Interface dataset entries
+++
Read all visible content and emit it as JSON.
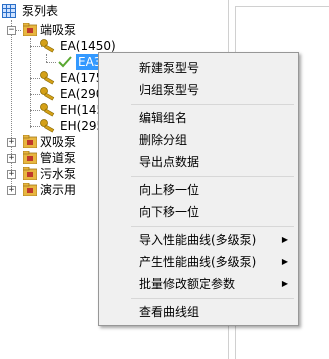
{
  "tree": {
    "root_label": "泵列表",
    "groups": [
      {
        "label": "端吸泵",
        "expanded": true
      },
      {
        "label": "双吸泵",
        "expanded": false
      },
      {
        "label": "管道泵",
        "expanded": false
      },
      {
        "label": "污水泵",
        "expanded": false
      },
      {
        "label": "演示用",
        "expanded": false
      }
    ],
    "models": [
      "EA(1450)",
      "EA(175",
      "EA(290",
      "EH(145",
      "EH(295"
    ],
    "selected_item": "EA3"
  },
  "context_menu": {
    "items": [
      {
        "label": "新建泵型号"
      },
      {
        "label": "归组泵型号"
      },
      {
        "label": "编辑组名"
      },
      {
        "label": "删除分组"
      },
      {
        "label": "导出点数据"
      },
      {
        "label": "向上移一位"
      },
      {
        "label": "向下移一位"
      },
      {
        "label": "导入性能曲线(多级泵)",
        "submenu_icon": "chevron-right-icon"
      },
      {
        "label": "产生性能曲线(多级泵)",
        "submenu_icon": "chevron-right-icon"
      },
      {
        "label": "批量修改额定参数",
        "submenu_icon": "chevron-right-icon"
      },
      {
        "label": "查看曲线组"
      }
    ]
  },
  "icons": {
    "root": "grid-icon",
    "group": "folder-icon",
    "model": "key-icon",
    "leaf": "checkmark-icon",
    "submenu": "chevron-right-icon"
  },
  "colors": {
    "selection": "#3399ff",
    "folder": "#e8b640",
    "key": "#d4a017",
    "checkmark": "#5aa832",
    "grid_icon": "#2a6fc9"
  }
}
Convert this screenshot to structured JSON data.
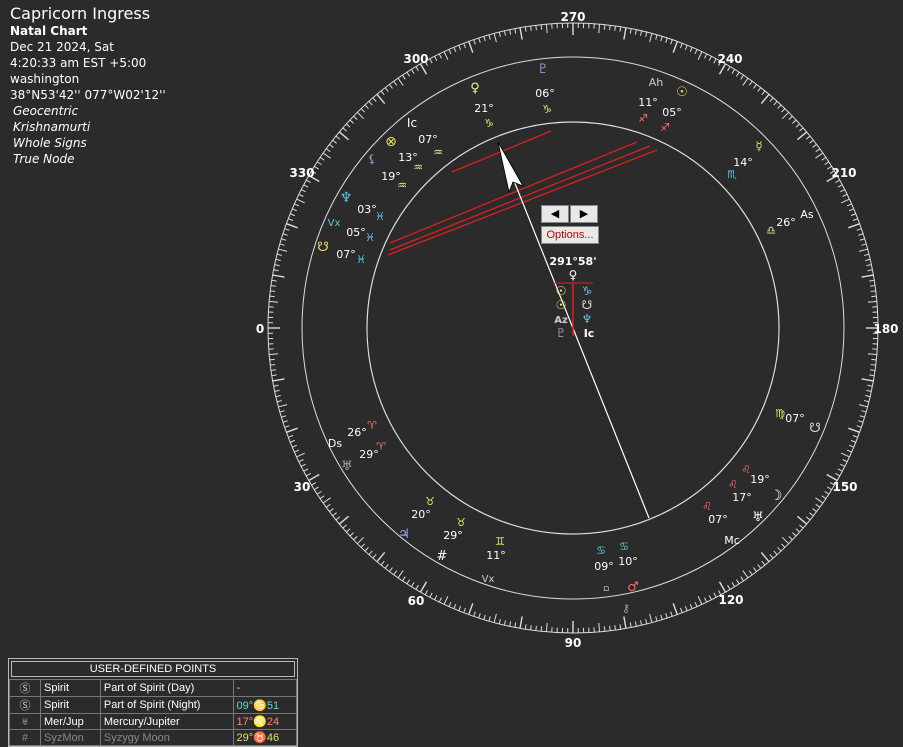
{
  "chart_info": {
    "title": "Capricorn Ingress",
    "chart_type": "Natal Chart",
    "date": "Dec 21 2024, Sat",
    "time": "4:20:33 am  EST +5:00",
    "location": "washington",
    "coords": "38°N53'42'' 077°W02'12''",
    "options": [
      "Geocentric",
      "Krishnamurti",
      "Whole Signs",
      "True Node"
    ]
  },
  "degree_labels": [
    "270",
    "240",
    "210",
    "180",
    "150",
    "120",
    "90",
    "60",
    "30",
    "0",
    "330",
    "300"
  ],
  "pointer_readout": "291°58'",
  "nav": {
    "prev": "◀",
    "next": "▶",
    "options_label": "Options..."
  },
  "glyph_labels": {
    "venus_deg": "21°",
    "pluto_deg": "06°",
    "saturn_house_deg": "07°",
    "ve_sign": "♑",
    "pl_sign": "♑",
    "ic": "Ic",
    "fortuna": "⊗",
    "lilith_deg": "13°",
    "lilith_glyph": "⚸",
    "uranus_sign_deg": "19°",
    "neptune_deg": "03°",
    "saturn_deg": "05°",
    "node_deg": "07°",
    "neptune": "♆",
    "vertex": "Vx",
    "node": "☋",
    "asc_deg": "26°",
    "asc": "As",
    "mercury_deg": "14°",
    "mercury": "☿",
    "sun_deg": "05°",
    "ah_deg": "11°",
    "ah": "Ah",
    "sun": "☉",
    "moon": "☽",
    "dsc": "Ds",
    "dsc_deg1": "26°",
    "dsc_deg2": "29°",
    "uranus": "♅",
    "jupiter_deg1": "20°",
    "jupiter_deg2": "29°",
    "gemini_deg": "11°",
    "jupiter": "♃",
    "mc": "Mc",
    "mc_deg": "07°",
    "moon_deg1": "19°",
    "moon_deg2": "17°",
    "virgo_deg": "07°",
    "cancer_deg1": "09°",
    "cancer_deg2": "10°",
    "mars": "♂",
    "ares": "♈",
    "aquarius": "♒",
    "pisces": "♓",
    "taurus": "♉",
    "gemini": "♊",
    "cancer": "♋",
    "leo": "♌",
    "virgo": "♍",
    "libra": "♎",
    "scorpio": "♏",
    "sagittarius": "♐",
    "capricorn": "♑",
    "sharp": "#",
    "pointer_venus": "♀",
    "pointer_sun": "☉",
    "pointer_cap": "♑",
    "pointer_node": "☋",
    "pointer_nep": "♆",
    "pointer_az": "Az",
    "pointer_ic": "Ic",
    "pointer_pluto": "♇"
  },
  "user_defined_points": {
    "title": "USER-DEFINED POINTS",
    "rows": [
      {
        "icon": "Ⓢ",
        "name": "Spirit",
        "desc": "Part of Spirit (Day)",
        "value": "-",
        "color": "#cccccc"
      },
      {
        "icon": "Ⓢ",
        "name": "Spirit",
        "desc": "Part of Spirit (Night)",
        "value": "09°♋51",
        "color": "#5ed6d6"
      },
      {
        "icon": "♅",
        "name": "Mer/Jup",
        "desc": "Mercury/Jupiter",
        "value": "17°♌24",
        "color": "#ff7f7f"
      },
      {
        "icon": "#",
        "name": "SyzMon",
        "desc": "Syzygy Moon",
        "value": "29°♉46",
        "color": "#e0e060"
      }
    ]
  },
  "colors": {
    "fire": "#ff6b6b",
    "earth": "#e6e66a",
    "air": "#f0f0a0",
    "water": "#5ec8e6",
    "line": "#dd1f1f",
    "disabled": "#8a8a8a"
  }
}
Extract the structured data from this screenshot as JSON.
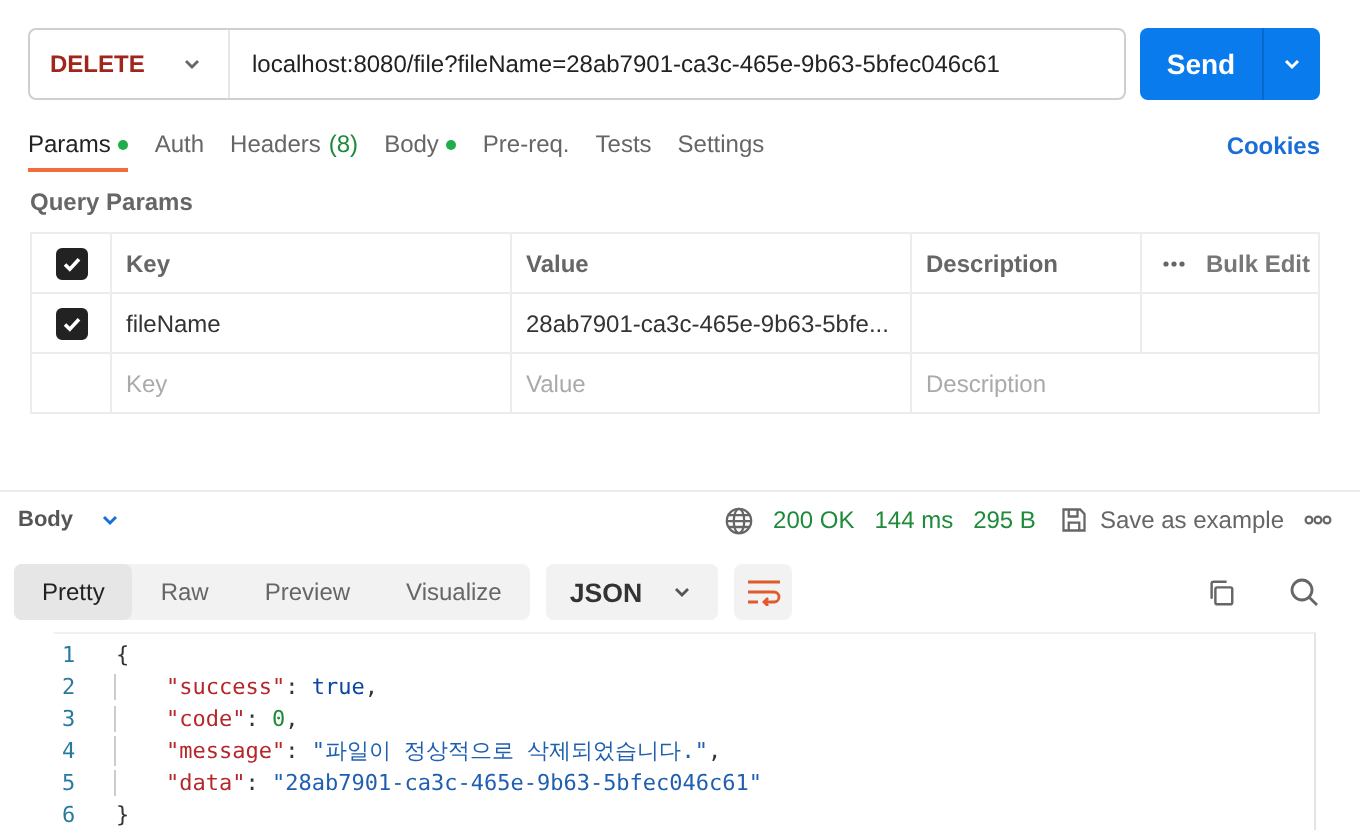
{
  "request": {
    "method": "DELETE",
    "url": "localhost:8080/file?fileName=28ab7901-ca3c-465e-9b63-5bfec046c61",
    "send": "Send"
  },
  "tabs": [
    {
      "label": "Params",
      "selected": true,
      "dot": true
    },
    {
      "label": "Auth",
      "selected": false,
      "dot": false
    },
    {
      "label": "Headers",
      "count": "(8)",
      "selected": false,
      "dot": false
    },
    {
      "label": "Body",
      "selected": false,
      "dot": true
    },
    {
      "label": "Pre-req.",
      "selected": false,
      "dot": false
    },
    {
      "label": "Tests",
      "selected": false,
      "dot": false
    },
    {
      "label": "Settings",
      "selected": false,
      "dot": false
    }
  ],
  "cookies": "Cookies",
  "query_params": {
    "title": "Query Params",
    "header_checked": true,
    "columns": [
      "Key",
      "Value",
      "Description"
    ],
    "bulk_edit": "Bulk Edit",
    "rows": [
      {
        "checked": true,
        "key": "fileName",
        "value": "28ab7901-ca3c-465e-9b63-5bfe..."
      }
    ],
    "new_row": [
      {
        "placeholder": "Key"
      },
      {
        "placeholder": "Value"
      },
      {
        "placeholder": "Description"
      }
    ]
  },
  "response": {
    "label": "Body",
    "status": "200 OK",
    "time": "144 ms",
    "size": "295 B",
    "save": "Save as example",
    "views": [
      {
        "label": "Pretty",
        "selected": true
      },
      {
        "label": "Raw",
        "selected": false
      },
      {
        "label": "Preview",
        "selected": false
      },
      {
        "label": "Visualize",
        "selected": false
      }
    ],
    "format": "JSON",
    "lines": [
      {
        "number": "1",
        "tokens": [
          {
            "kind": "punct",
            "text": "{"
          }
        ]
      },
      {
        "number": "2",
        "tokens": [
          {
            "kind": "key",
            "text": "\"success\""
          },
          {
            "kind": "punct",
            "text": ": "
          },
          {
            "kind": "bool",
            "text": "true"
          },
          {
            "kind": "punct",
            "text": ","
          }
        ]
      },
      {
        "number": "3",
        "tokens": [
          {
            "kind": "key",
            "text": "\"code\""
          },
          {
            "kind": "punct",
            "text": ": "
          },
          {
            "kind": "number",
            "text": "0"
          },
          {
            "kind": "punct",
            "text": ","
          }
        ]
      },
      {
        "number": "4",
        "tokens": [
          {
            "kind": "key",
            "text": "\"message\""
          },
          {
            "kind": "punct",
            "text": ": "
          },
          {
            "kind": "string",
            "text": "\"파일이 정상적으로 삭제되었습니다.\""
          },
          {
            "kind": "punct",
            "text": ","
          }
        ]
      },
      {
        "number": "5",
        "tokens": [
          {
            "kind": "key",
            "text": "\"data\""
          },
          {
            "kind": "punct",
            "text": ": "
          },
          {
            "kind": "string",
            "text": "\"28ab7901-ca3c-465e-9b63-5bfec046c61\""
          }
        ]
      },
      {
        "number": "6",
        "tokens": [
          {
            "kind": "punct",
            "text": "}"
          }
        ]
      }
    ]
  }
}
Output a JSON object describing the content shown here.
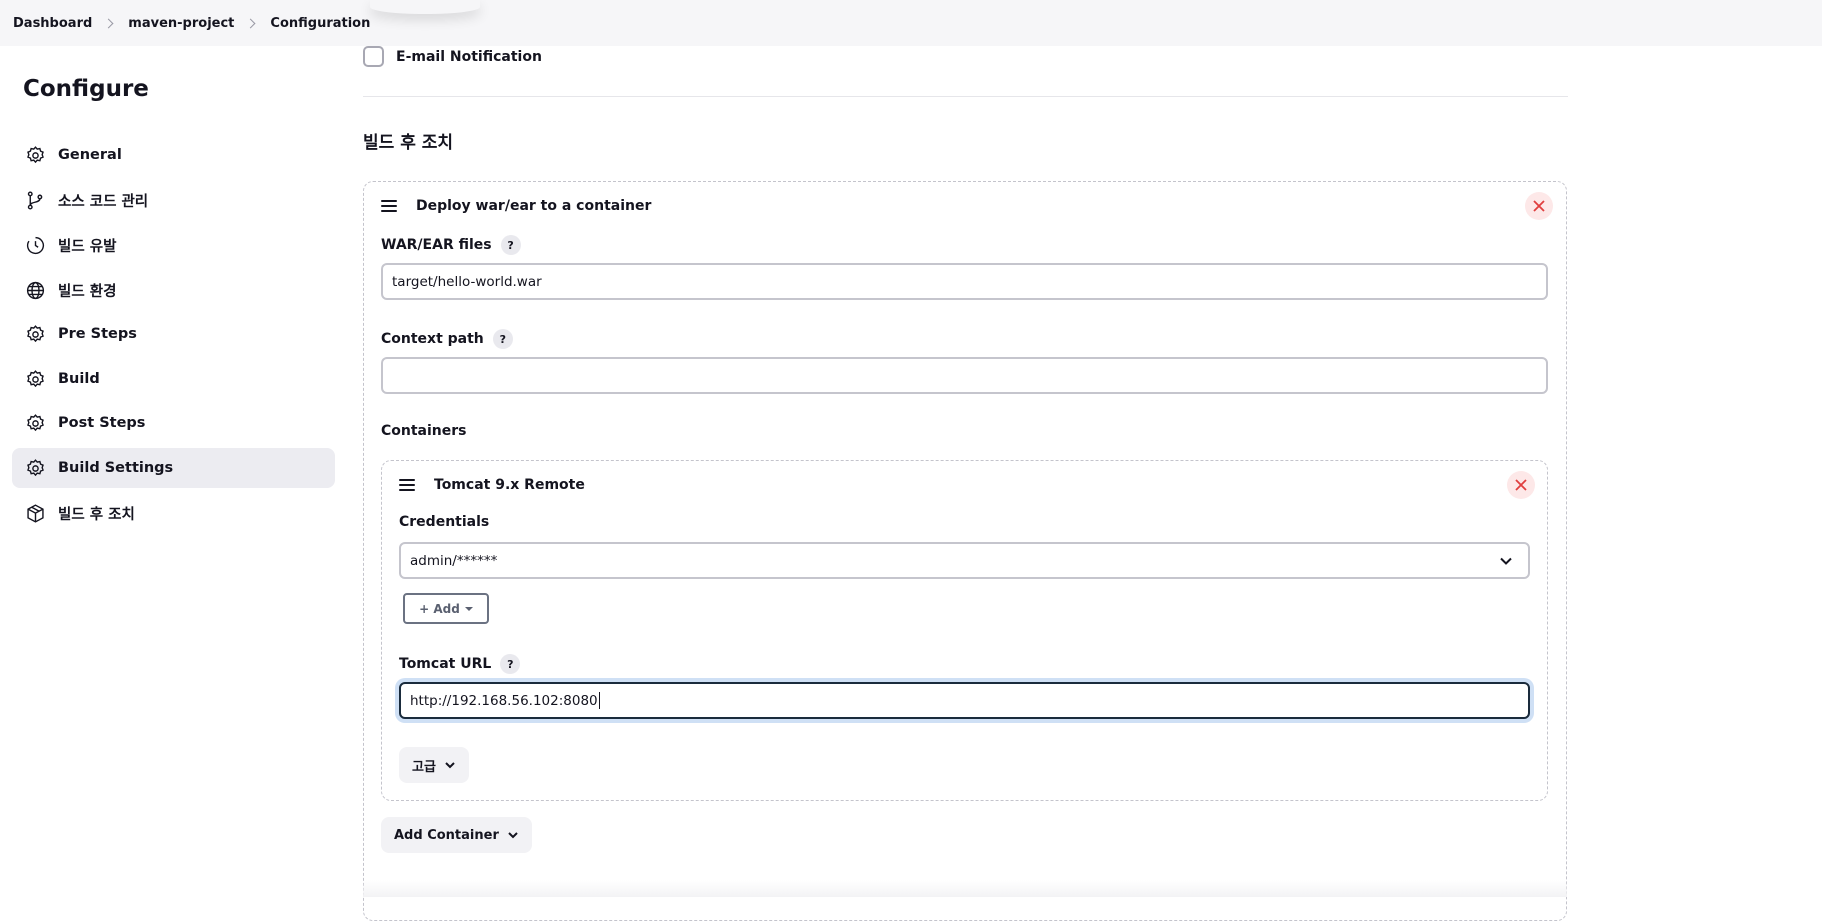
{
  "breadcrumb": {
    "items": [
      "Dashboard",
      "maven-project",
      "Configuration"
    ]
  },
  "sidebar": {
    "title": "Configure",
    "items": [
      {
        "label": "General",
        "icon": "gear-icon"
      },
      {
        "label": "소스 코드 관리",
        "icon": "git-branch-icon"
      },
      {
        "label": "빌드 유발",
        "icon": "clock-icon"
      },
      {
        "label": "빌드 환경",
        "icon": "globe-icon"
      },
      {
        "label": "Pre Steps",
        "icon": "gear-icon"
      },
      {
        "label": "Build",
        "icon": "gear-icon"
      },
      {
        "label": "Post Steps",
        "icon": "gear-icon"
      },
      {
        "label": "Build Settings",
        "icon": "gear-icon",
        "active": true
      },
      {
        "label": "빌드 후 조치",
        "icon": "package-icon"
      }
    ]
  },
  "main": {
    "email_notification": {
      "label": "E-mail Notification",
      "checked": false
    },
    "section_title": "빌드 후 조치",
    "deploy": {
      "title": "Deploy war/ear to a container",
      "war_files": {
        "label": "WAR/EAR files",
        "help": "?",
        "value": "target/hello-world.war"
      },
      "context_path": {
        "label": "Context path",
        "help": "?",
        "value": ""
      },
      "containers_label": "Containers",
      "container": {
        "title": "Tomcat 9.x Remote",
        "credentials": {
          "label": "Credentials",
          "value": "admin/******"
        },
        "add_button": "+ Add",
        "tomcat_url": {
          "label": "Tomcat URL",
          "help": "?",
          "value": "http://192.168.56.102:8080"
        },
        "advanced_button": "고급"
      },
      "add_container_button": "Add Container"
    }
  },
  "colors": {
    "accent_focus": "#cfe0f5",
    "close_bg": "#fde8e8",
    "close_fg": "#e03e3e",
    "active_bg": "#ececf1"
  }
}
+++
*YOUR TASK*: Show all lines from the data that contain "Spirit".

*OUTPUT*:
        "name": "Spirit",
        "desc": "Part of Spirit (Day)",
        "name": "Spirit",
        "desc": "Part of Spirit (Night)",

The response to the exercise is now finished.